Possible Discomforts and Risks:
The major risk being undertaken in this study is cardiopulmonary exercise testing. In general, maximal symptom-limited exercise testing is a relatively safe procedure. In a survey of 1,375 clinical exercise testing facilities, the risk of dying during the cardiopulmonary exercise test was 0.5 per 10,000 tests. It is important to understand that exercise is performed outside of a clinic setting on a regular basis without supervision. We will take every measure possible to limit the risk of exercise to study participants. We will conduct a thorough medical examination and review the resting ECG prior to exercise. Those patients with contraindication to exercise testing will not exercise and will not continue in this study. Additionally, we will continuously monitor 12-lead ECGs during exercise to check for signs of myocardial ischemia. A fully equipped crash cart is available if an event were to occur. All treadmill testing will be conducted under the supervision of a physician and/or appropriately trained nurse practitioners. The nurse practitioner will be trained and certified in exercise testing. All testing supervisors have a thorough knowledge of normal and abnormal exercise responses and are certified in cardiac life support. They will be able to recognize an abnormal rhythm and ST depression on an electrocardiogram. All sites have on-call access to a study physician and contact numbers for emergency services. Institutional and community EMS services will be activated if needed.
- Possible Benefits:
There are no possible benefits to the health of the patient during study. Discoveries made during the investigation could potentially benefit the study participants or other patients with cardiovascular disease in the future.
|Contact: John W Petersen, MD||352-273-9076|
|United States, Florida|
|University of Florida, Shands Cardiovascular Clinic||Recruiting|
|Gainesville, Florida, United States, 32610|

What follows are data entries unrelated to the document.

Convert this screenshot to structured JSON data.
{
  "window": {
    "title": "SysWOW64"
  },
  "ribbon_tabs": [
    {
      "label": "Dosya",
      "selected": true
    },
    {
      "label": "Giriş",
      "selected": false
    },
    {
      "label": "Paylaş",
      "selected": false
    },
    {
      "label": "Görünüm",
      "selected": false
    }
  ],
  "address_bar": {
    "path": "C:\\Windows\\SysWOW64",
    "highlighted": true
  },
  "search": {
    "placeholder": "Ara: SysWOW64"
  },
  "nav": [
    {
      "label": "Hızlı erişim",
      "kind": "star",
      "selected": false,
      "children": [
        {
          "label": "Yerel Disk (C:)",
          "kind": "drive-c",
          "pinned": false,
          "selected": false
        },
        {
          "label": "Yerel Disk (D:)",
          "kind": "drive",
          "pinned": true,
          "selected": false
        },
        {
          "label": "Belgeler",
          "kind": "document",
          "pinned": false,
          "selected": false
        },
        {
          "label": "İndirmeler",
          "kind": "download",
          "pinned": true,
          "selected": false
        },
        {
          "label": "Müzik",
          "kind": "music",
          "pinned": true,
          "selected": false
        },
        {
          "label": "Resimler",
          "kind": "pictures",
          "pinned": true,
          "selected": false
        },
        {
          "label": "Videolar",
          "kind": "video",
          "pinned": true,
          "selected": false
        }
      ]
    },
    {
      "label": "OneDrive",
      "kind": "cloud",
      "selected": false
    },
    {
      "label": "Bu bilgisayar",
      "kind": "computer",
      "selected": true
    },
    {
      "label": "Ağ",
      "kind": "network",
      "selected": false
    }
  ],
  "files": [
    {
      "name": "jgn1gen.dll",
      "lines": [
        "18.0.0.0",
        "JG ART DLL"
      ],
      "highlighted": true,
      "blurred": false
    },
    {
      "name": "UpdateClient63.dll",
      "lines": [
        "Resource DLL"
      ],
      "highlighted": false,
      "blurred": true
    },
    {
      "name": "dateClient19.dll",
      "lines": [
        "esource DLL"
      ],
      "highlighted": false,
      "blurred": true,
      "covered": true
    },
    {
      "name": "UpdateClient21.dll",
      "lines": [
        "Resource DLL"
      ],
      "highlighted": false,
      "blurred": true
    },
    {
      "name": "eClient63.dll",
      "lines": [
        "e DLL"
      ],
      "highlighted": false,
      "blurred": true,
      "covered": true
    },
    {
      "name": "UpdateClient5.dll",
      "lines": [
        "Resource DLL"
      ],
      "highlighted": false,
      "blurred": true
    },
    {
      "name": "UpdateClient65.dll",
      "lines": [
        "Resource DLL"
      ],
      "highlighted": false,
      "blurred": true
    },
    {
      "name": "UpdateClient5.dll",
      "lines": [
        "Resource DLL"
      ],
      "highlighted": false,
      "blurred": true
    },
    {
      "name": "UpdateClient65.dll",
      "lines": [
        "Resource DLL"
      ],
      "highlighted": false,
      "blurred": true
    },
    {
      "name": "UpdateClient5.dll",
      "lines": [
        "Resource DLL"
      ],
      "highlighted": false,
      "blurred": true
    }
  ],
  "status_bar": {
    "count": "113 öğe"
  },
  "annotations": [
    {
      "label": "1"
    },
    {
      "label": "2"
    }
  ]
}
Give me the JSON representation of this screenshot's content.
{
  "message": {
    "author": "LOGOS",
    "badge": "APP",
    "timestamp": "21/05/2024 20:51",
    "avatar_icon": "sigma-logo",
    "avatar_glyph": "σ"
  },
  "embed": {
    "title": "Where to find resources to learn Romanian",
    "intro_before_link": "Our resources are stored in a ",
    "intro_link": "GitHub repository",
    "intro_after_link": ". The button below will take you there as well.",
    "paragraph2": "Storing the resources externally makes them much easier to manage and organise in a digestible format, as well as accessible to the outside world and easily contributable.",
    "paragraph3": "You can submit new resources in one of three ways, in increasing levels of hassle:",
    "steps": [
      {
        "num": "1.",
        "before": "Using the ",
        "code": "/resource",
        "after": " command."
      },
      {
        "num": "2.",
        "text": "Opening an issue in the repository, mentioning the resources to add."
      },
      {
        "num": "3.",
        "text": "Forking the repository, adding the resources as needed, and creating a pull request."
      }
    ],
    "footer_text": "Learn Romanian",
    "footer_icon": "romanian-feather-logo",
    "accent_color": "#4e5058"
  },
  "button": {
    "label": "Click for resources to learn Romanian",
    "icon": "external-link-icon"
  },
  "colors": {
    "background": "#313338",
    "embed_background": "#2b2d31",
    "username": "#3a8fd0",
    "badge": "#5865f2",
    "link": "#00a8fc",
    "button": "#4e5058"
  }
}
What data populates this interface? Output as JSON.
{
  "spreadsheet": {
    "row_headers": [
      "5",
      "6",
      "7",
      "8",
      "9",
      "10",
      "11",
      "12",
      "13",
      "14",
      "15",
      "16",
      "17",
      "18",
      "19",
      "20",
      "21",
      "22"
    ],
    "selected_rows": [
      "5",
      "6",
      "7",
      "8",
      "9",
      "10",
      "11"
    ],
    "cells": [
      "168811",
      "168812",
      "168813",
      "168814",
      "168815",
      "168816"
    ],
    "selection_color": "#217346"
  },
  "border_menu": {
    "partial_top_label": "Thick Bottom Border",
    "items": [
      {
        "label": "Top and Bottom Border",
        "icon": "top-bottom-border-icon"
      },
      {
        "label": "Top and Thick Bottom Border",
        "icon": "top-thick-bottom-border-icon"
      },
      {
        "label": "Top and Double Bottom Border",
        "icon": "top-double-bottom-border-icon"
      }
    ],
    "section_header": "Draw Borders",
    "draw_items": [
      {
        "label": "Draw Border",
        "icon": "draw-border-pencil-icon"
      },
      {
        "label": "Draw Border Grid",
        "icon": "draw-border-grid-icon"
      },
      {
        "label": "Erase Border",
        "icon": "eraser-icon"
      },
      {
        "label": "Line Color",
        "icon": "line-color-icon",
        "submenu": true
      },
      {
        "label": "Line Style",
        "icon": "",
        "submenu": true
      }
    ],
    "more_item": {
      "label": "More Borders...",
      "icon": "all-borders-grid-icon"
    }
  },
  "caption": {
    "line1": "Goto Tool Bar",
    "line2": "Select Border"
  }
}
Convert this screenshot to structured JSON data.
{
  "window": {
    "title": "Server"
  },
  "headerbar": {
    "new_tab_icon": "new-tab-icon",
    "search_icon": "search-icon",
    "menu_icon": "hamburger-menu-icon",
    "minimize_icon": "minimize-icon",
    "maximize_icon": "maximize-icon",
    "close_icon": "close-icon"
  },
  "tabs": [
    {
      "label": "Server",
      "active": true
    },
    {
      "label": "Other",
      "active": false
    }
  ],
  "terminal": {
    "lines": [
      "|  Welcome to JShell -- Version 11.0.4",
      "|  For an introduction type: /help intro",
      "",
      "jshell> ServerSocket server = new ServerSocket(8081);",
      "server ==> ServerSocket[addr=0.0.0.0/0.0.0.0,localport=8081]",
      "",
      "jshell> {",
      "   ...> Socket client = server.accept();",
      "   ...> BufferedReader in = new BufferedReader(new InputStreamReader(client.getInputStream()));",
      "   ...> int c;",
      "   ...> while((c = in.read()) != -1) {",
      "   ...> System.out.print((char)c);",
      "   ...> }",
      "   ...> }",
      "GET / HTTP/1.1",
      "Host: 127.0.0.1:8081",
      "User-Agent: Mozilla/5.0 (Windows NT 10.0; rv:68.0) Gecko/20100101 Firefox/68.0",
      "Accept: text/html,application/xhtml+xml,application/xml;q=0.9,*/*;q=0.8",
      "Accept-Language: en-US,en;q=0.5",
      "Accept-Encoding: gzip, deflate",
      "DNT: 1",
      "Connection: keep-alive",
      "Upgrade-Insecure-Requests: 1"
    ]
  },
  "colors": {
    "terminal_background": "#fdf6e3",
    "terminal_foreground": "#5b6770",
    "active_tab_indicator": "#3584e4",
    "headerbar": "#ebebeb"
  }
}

|Contact: John W Petersen, MD 352-273-9076|
|Principal Investigator: John W Petersen, MD|
|Principal Investigator:||John W Petersen, MD||University of Florida|